■ Work request:
Drop all images. Then write out each line below exactly as given.

====== Data records ======

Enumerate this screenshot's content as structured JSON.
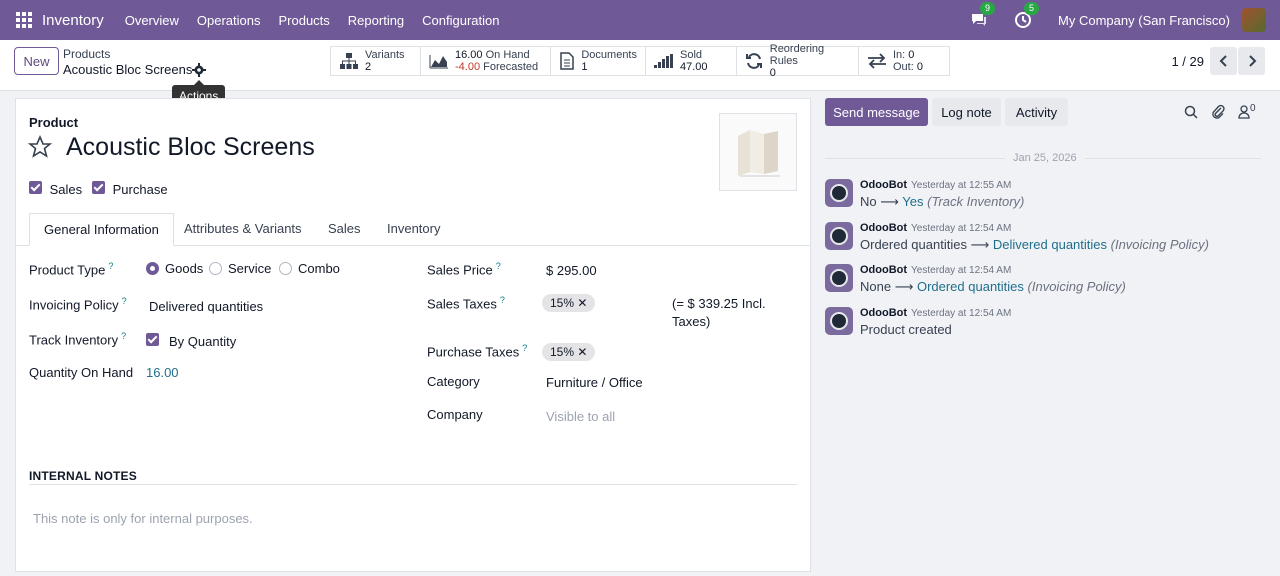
{
  "nav": {
    "brand": "Inventory",
    "menus": [
      "Overview",
      "Operations",
      "Products",
      "Reporting",
      "Configuration"
    ],
    "messages_count": "9",
    "activities_count": "5",
    "company": "My Company (San Francisco)"
  },
  "control": {
    "new_label": "New",
    "breadcrumb_parent": "Products",
    "breadcrumb_current": "Acoustic Bloc Screens",
    "tooltip": "Actions",
    "stats": {
      "variants_label": "Variants",
      "variants_value": "2",
      "onhand_value": "16.00",
      "onhand_label": "On Hand",
      "forecast_value": "-4.00",
      "forecast_label": "Forecasted",
      "documents_label": "Documents",
      "documents_value": "1",
      "sold_label": "Sold",
      "sold_value": "47.00",
      "reorder_label": "Reordering Rules",
      "reorder_value": "0",
      "in_label": "In:",
      "in_value": "0",
      "out_label": "Out:",
      "out_value": "0"
    },
    "pager": "1 / 29"
  },
  "form": {
    "product_label": "Product",
    "name": "Acoustic Bloc Screens",
    "sales_check": "Sales",
    "purchase_check": "Purchase",
    "tabs": [
      "General Information",
      "Attributes & Variants",
      "Sales",
      "Inventory"
    ],
    "left": {
      "product_type_label": "Product Type",
      "type_options": [
        "Goods",
        "Service",
        "Combo"
      ],
      "invoicing_policy_label": "Invoicing Policy",
      "invoicing_policy_value": "Delivered quantities",
      "track_inventory_label": "Track Inventory",
      "track_inventory_value": "By Quantity",
      "qty_on_hand_label": "Quantity On Hand",
      "qty_on_hand_value": "16.00"
    },
    "right": {
      "sales_price_label": "Sales Price",
      "sales_price_value": "$ 295.00",
      "sales_taxes_label": "Sales Taxes",
      "sales_tax_tag": "15%",
      "incl_taxes_line1": "(= $ 339.25 Incl.",
      "incl_taxes_line2": "Taxes)",
      "purchase_taxes_label": "Purchase Taxes",
      "purchase_tax_tag": "15%",
      "category_label": "Category",
      "category_value": "Furniture / Office",
      "company_label": "Company",
      "company_placeholder": "Visible to all"
    },
    "notes_title": "INTERNAL NOTES",
    "notes_placeholder": "This note is only for internal purposes."
  },
  "chatter": {
    "send_message": "Send message",
    "log_note": "Log note",
    "activity": "Activity",
    "followers_count": "0",
    "date": "Jan 25, 2026",
    "messages": [
      {
        "author": "OdooBot",
        "time": "Yesterday at 12:55 AM",
        "old": "No",
        "new": "Yes",
        "field": "(Track Inventory)"
      },
      {
        "author": "OdooBot",
        "time": "Yesterday at 12:54 AM",
        "old": "Ordered quantities",
        "new": "Delivered quantities",
        "field": "(Invoicing Policy)"
      },
      {
        "author": "OdooBot",
        "time": "Yesterday at 12:54 AM",
        "old": "None",
        "new": "Ordered quantities",
        "field": "(Invoicing Policy)"
      },
      {
        "author": "OdooBot",
        "time": "Yesterday at 12:54 AM",
        "text": "Product created"
      }
    ]
  }
}
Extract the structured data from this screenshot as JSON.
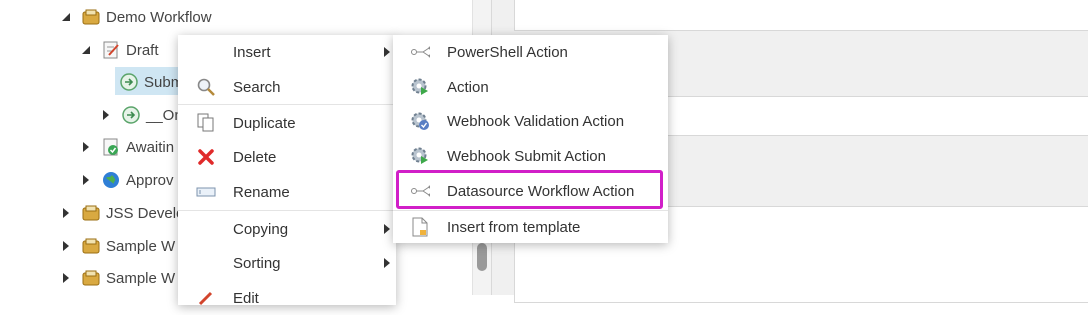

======

■ Written reply:
Enumerate this screenshot's content as structured JSON.
{
  "nav": {
    "brand": "Inventory",
    "menus": [
      "Overview",
      "Operations",
      "Products",
      "Reporting",
      "Configuration"
    ],
    "messages_count": "9",
    "activities_count": "5",
    "company": "My Company (San Francisco)"
  },
  "control": {
    "new_label": "New",
    "breadcrumb_parent": "Products",
    "breadcrumb_current": "Acoustic Bloc Screens",
    "tooltip": "Actions",
    "stats": {
      "variants_label": "Variants",
      "variants_value": "2",
      "onhand_value": "16.00",
      "onhand_label": "On Hand",
      "forecast_value": "-4.00",
      "forecast_label": "Forecasted",
      "documents_label": "Documents",
      "documents_value": "1",
      "sold_label": "Sold",
      "sold_value": "47.00",
      "reorder_label": "Reordering Rules",
      "reorder_value": "0",
      "in_label": "In:",
      "in_value": "0",
      "out_label": "Out:",
      "out_value": "0"
    },
    "pager": "1 / 29"
  },
  "form": {
    "product_label": "Product",
    "name": "Acoustic Bloc Screens",
    "sales_check": "Sales",
    "purchase_check": "Purchase",
    "tabs": [
      "General Information",
      "Attributes & Variants",
      "Sales",
      "Inventory"
    ],
    "left": {
      "product_type_label": "Product Type",
      "type_options": [
        "Goods",
        "Service",
        "Combo"
      ],
      "invoicing_policy_label": "Invoicing Policy",
      "invoicing_policy_value": "Delivered quantities",
      "track_inventory_label": "Track Inventory",
      "track_inventory_value": "By Quantity",
      "qty_on_hand_label": "Quantity On Hand",
      "qty_on_hand_value": "16.00"
    },
    "right": {
      "sales_price_label": "Sales Price",
      "sales_price_value": "$ 295.00",
      "sales_taxes_label": "Sales Taxes",
      "sales_tax_tag": "15%",
      "incl_taxes_line1": "(= $ 339.25 Incl.",
      "incl_taxes_line2": "Taxes)",
      "purchase_taxes_label": "Purchase Taxes",
      "purchase_tax_tag": "15%",
      "category_label": "Category",
      "category_value": "Furniture / Office",
      "company_label": "Company",
      "company_placeholder": "Visible to all"
    },
    "notes_title": "INTERNAL NOTES",
    "notes_placeholder": "This note is only for internal purposes."
  },
  "chatter": {
    "send_message": "Send message",
    "log_note": "Log note",
    "activity": "Activity",
    "followers_count": "0",
    "date": "Jan 25, 2026",
    "messages": [
      {
        "author": "OdooBot",
        "time": "Yesterday at 12:55 AM",
        "old": "No",
        "new": "Yes",
        "field": "(Track Inventory)"
      },
      {
        "author": "OdooBot",
        "time": "Yesterday at 12:54 AM",
        "old": "Ordered quantities",
        "new": "Delivered quantities",
        "field": "(Invoicing Policy)"
      },
      {
        "author": "OdooBot",
        "time": "Yesterday at 12:54 AM",
        "old": "None",
        "new": "Ordered quantities",
        "field": "(Invoicing Policy)"
      },
      {
        "author": "OdooBot",
        "time": "Yesterday at 12:54 AM",
        "text": "Product created"
      }
    ]
  }
}
Extract the structured data from this screenshot as JSON.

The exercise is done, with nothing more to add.